Segment Open
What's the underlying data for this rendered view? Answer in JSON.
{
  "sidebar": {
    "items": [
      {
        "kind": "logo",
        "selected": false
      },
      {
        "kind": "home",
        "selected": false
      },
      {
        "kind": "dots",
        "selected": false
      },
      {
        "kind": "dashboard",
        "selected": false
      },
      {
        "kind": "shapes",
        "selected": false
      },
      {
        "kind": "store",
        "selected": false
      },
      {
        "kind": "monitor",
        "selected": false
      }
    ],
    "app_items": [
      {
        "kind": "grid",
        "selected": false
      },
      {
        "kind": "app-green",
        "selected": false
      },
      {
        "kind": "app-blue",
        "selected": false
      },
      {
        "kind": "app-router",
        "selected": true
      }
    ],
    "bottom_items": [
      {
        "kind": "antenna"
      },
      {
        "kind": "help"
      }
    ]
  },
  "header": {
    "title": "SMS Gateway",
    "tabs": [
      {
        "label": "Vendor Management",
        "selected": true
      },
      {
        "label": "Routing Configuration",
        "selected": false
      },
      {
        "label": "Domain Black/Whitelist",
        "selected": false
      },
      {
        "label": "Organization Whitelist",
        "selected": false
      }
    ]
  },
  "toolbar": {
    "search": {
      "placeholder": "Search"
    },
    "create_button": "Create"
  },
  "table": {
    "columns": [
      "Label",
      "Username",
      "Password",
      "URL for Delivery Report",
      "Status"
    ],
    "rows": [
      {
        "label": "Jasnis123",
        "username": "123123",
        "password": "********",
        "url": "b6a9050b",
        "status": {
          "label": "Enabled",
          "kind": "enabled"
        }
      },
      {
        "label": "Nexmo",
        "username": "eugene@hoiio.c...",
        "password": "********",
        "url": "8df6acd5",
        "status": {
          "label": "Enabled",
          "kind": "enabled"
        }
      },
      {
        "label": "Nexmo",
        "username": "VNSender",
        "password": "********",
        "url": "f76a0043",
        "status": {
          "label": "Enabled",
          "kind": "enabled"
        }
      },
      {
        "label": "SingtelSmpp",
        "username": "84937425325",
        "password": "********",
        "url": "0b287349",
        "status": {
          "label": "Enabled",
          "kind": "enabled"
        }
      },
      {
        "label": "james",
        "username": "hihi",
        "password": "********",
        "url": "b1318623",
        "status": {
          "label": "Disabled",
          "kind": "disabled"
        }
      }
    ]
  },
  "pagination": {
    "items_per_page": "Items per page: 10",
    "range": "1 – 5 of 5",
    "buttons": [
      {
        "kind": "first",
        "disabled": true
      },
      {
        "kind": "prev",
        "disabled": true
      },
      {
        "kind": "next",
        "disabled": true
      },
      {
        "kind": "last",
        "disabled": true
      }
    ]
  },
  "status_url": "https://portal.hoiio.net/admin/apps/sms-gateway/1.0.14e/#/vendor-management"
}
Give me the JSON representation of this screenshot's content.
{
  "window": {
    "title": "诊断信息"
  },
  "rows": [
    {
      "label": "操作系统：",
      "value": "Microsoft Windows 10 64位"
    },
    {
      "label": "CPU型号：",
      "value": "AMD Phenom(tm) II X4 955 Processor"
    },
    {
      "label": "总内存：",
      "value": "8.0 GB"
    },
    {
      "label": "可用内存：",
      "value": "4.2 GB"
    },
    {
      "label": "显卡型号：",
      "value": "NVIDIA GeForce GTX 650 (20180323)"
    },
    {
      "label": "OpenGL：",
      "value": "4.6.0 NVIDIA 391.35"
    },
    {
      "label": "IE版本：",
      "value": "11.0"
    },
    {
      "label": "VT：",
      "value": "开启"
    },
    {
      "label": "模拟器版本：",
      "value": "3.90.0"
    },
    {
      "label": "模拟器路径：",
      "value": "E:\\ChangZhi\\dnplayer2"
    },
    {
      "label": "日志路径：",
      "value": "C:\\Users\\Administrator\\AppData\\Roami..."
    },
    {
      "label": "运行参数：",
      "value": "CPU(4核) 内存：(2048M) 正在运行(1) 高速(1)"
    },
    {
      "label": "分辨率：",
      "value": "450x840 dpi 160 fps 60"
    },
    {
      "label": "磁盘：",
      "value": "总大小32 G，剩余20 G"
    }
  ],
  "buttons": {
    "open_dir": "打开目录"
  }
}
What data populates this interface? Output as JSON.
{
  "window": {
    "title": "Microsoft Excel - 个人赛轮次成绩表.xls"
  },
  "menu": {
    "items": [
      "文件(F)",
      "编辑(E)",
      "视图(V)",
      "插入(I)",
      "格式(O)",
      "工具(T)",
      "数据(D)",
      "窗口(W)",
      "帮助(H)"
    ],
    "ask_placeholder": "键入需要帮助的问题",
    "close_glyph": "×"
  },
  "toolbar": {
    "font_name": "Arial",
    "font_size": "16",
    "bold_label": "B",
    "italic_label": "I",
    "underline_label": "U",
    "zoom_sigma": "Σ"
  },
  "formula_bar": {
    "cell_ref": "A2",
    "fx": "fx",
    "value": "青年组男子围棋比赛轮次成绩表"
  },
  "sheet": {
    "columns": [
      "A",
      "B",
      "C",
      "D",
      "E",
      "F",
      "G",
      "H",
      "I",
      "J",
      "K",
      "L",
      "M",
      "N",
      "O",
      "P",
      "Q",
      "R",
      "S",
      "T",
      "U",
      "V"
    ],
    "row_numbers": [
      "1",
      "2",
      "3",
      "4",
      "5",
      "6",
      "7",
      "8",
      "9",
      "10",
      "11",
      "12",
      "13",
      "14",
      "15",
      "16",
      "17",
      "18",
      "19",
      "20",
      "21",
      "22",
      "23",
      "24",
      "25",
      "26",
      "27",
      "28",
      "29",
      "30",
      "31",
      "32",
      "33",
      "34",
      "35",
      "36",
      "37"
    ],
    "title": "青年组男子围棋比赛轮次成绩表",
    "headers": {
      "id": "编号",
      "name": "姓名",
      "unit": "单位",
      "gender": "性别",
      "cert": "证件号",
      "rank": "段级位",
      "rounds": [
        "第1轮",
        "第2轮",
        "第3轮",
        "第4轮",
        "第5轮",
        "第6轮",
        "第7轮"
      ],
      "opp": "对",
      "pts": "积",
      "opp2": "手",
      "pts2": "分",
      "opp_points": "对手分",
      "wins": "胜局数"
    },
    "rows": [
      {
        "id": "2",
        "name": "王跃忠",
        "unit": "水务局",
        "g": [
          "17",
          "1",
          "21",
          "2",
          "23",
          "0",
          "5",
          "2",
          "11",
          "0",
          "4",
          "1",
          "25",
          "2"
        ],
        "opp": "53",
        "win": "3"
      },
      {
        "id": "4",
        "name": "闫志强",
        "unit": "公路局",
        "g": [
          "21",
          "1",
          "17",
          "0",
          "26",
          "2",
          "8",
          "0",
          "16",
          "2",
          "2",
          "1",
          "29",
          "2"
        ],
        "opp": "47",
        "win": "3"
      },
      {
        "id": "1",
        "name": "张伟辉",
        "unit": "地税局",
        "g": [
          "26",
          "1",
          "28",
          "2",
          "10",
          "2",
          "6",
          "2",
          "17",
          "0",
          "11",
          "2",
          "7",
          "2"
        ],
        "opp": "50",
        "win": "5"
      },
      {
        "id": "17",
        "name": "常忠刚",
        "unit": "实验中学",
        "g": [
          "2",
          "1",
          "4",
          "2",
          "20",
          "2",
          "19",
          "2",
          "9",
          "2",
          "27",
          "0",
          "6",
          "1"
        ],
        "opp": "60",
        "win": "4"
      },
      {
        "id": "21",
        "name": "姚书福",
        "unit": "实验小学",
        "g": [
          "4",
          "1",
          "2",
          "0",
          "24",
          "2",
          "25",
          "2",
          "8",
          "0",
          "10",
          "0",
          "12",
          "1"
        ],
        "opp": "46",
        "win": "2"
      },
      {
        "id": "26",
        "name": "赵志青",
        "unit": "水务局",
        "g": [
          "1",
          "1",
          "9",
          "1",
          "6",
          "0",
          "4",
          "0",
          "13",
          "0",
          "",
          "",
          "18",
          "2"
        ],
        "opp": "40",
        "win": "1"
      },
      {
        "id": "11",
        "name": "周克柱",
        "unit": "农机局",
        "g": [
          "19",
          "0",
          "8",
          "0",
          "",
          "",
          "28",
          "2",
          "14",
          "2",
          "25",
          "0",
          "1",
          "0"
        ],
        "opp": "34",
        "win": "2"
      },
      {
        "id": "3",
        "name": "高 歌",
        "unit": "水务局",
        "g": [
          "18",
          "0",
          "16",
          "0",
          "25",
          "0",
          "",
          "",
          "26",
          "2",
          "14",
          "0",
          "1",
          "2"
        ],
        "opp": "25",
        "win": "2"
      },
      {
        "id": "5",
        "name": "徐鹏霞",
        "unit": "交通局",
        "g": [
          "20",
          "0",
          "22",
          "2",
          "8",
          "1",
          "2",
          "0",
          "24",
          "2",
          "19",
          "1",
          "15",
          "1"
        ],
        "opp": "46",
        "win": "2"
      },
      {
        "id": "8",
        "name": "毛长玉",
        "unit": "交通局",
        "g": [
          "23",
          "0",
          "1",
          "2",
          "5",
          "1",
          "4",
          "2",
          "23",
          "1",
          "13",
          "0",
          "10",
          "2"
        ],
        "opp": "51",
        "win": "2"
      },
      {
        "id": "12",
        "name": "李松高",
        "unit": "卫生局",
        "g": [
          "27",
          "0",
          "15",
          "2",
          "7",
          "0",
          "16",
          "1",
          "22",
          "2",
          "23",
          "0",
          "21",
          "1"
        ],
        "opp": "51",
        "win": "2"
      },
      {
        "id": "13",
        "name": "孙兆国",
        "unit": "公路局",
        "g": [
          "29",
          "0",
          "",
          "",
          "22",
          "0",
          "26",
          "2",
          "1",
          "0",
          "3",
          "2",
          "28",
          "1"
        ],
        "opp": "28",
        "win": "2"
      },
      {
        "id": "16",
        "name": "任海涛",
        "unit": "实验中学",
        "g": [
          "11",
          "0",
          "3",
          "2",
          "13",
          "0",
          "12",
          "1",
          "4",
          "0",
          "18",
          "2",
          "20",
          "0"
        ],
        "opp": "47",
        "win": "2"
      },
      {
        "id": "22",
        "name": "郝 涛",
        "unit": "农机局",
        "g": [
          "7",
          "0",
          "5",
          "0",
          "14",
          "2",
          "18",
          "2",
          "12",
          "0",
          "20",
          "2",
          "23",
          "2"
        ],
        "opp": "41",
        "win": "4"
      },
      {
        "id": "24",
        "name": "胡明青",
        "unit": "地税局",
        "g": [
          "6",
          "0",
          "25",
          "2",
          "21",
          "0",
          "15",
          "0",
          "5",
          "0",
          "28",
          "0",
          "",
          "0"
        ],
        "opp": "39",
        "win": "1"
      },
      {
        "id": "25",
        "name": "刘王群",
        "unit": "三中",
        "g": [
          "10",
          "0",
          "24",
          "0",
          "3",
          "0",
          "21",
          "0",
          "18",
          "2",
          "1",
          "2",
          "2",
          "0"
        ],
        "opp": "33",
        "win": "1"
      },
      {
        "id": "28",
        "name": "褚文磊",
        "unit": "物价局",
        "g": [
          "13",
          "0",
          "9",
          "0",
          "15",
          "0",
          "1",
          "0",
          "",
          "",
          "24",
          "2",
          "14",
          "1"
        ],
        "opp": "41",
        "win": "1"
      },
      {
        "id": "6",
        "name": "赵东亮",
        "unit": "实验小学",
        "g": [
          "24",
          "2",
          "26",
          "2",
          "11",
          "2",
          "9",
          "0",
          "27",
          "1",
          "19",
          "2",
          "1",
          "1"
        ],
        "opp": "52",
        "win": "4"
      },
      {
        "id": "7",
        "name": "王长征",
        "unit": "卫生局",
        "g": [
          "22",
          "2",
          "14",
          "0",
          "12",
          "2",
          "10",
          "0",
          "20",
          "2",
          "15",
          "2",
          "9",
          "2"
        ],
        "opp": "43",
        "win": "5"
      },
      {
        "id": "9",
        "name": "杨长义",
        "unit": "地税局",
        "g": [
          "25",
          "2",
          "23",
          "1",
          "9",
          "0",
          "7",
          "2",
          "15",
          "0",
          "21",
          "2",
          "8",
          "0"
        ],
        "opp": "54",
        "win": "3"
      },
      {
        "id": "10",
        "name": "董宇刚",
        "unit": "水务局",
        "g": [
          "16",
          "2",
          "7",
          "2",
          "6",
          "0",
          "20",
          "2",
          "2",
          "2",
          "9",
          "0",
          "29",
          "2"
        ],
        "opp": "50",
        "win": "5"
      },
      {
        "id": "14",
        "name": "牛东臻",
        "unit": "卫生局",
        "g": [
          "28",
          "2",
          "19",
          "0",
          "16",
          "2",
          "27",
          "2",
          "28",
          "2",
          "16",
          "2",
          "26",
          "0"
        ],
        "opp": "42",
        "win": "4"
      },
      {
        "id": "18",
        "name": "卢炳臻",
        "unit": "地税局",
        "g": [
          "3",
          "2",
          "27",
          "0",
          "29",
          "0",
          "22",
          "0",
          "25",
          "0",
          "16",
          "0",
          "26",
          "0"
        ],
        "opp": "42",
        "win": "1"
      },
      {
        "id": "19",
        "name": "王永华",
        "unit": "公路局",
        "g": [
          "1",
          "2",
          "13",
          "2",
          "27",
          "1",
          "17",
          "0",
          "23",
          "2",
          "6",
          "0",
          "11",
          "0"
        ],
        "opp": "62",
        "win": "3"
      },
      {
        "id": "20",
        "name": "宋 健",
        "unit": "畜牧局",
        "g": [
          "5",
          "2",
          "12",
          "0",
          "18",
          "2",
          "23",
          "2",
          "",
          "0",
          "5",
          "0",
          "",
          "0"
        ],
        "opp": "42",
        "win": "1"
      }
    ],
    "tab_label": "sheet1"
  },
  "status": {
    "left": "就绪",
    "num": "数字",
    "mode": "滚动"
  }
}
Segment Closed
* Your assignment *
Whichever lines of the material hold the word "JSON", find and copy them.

* Expected answer *
What's the underlying data for this rendered view? Answer in JSON.
Give me the JSON representation of this screenshot's content.
What data populates this interface? Output as JSON.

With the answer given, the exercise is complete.